St Mary


  Inscription Dated Founder Size Weight


1742† Thomas I Hedderly 26.00" 3-1-11


1827 James III Harrison 27.50" 3-2-3


1827 James III Harrison 29.13" 4-0-7


1738† George III Oldfield 32.00" 5-0-3

All men that heare my mournful sound
repeal before you lye in ground

1604 Henry II Oldfield 36.38" 7-0-1

In 1900 the bell-stage was described as having a well-moulded parapet and conical roof with a two-light transomed window on each face. It contained five bells dated 1604, 1738, 1827, 1827, and 1742 respectively. They were hung in a wooden frame of 1853.

One of the bells includes the name of Gilbert Charlton, rector 1738.

The church terriers of 1817 only speak of four bells, which was the case in 1740 and 1764. In the 1552 inventory there were only ‘ij lytell bells [and] one handbell’

The bell tower’s fittings and plain bearings were made by the Taylors in 1904 until they rehung the bells in the old frame.

The tenor was by Henry II Oldfield in 1604. Upon it is an inscription ‘All men that heare my mournful sound repeal before you lye in ground’.

The 1738 bell was founded by George III Oldfield, and is a rare example of his work; it has his initials stamped onto the bell.

Two of the bells were founded by James III Harrison and are dated to 1827. These bells were cast at Gainsborough to replace one of the bells that had sustained a crack. It was reported that Harrison recast one of the church bells with metal from the two Kilvington bells.

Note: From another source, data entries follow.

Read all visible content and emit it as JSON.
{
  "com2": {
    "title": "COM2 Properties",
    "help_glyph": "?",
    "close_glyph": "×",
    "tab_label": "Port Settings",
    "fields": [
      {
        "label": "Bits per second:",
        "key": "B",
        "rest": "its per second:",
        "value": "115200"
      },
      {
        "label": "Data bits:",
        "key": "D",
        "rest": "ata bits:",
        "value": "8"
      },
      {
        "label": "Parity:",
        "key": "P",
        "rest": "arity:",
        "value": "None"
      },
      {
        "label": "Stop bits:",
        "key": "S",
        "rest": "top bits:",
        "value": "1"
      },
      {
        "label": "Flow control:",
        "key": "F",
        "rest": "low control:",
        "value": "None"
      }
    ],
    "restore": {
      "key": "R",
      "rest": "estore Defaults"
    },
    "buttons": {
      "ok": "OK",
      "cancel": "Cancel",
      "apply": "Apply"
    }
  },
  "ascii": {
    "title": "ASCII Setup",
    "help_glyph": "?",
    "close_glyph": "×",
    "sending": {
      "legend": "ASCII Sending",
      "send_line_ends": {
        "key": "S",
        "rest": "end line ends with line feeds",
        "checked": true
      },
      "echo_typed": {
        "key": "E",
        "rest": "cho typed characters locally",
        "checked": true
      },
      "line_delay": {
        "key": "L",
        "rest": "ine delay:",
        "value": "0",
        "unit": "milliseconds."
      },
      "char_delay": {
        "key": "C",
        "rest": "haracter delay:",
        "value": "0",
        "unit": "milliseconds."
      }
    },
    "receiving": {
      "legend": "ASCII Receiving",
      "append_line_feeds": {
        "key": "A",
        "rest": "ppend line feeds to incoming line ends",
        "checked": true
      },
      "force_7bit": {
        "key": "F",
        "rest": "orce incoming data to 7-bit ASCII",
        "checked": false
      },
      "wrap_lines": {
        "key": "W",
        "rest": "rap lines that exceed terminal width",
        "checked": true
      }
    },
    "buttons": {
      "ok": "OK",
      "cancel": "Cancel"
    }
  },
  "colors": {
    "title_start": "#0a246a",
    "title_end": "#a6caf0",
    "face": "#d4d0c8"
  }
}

The treble bell is an early bell by Thomas I Hedderly founded shortly after he took over the Oldfield’s foundry in Long Row, Nottingham; it is dated to 1742.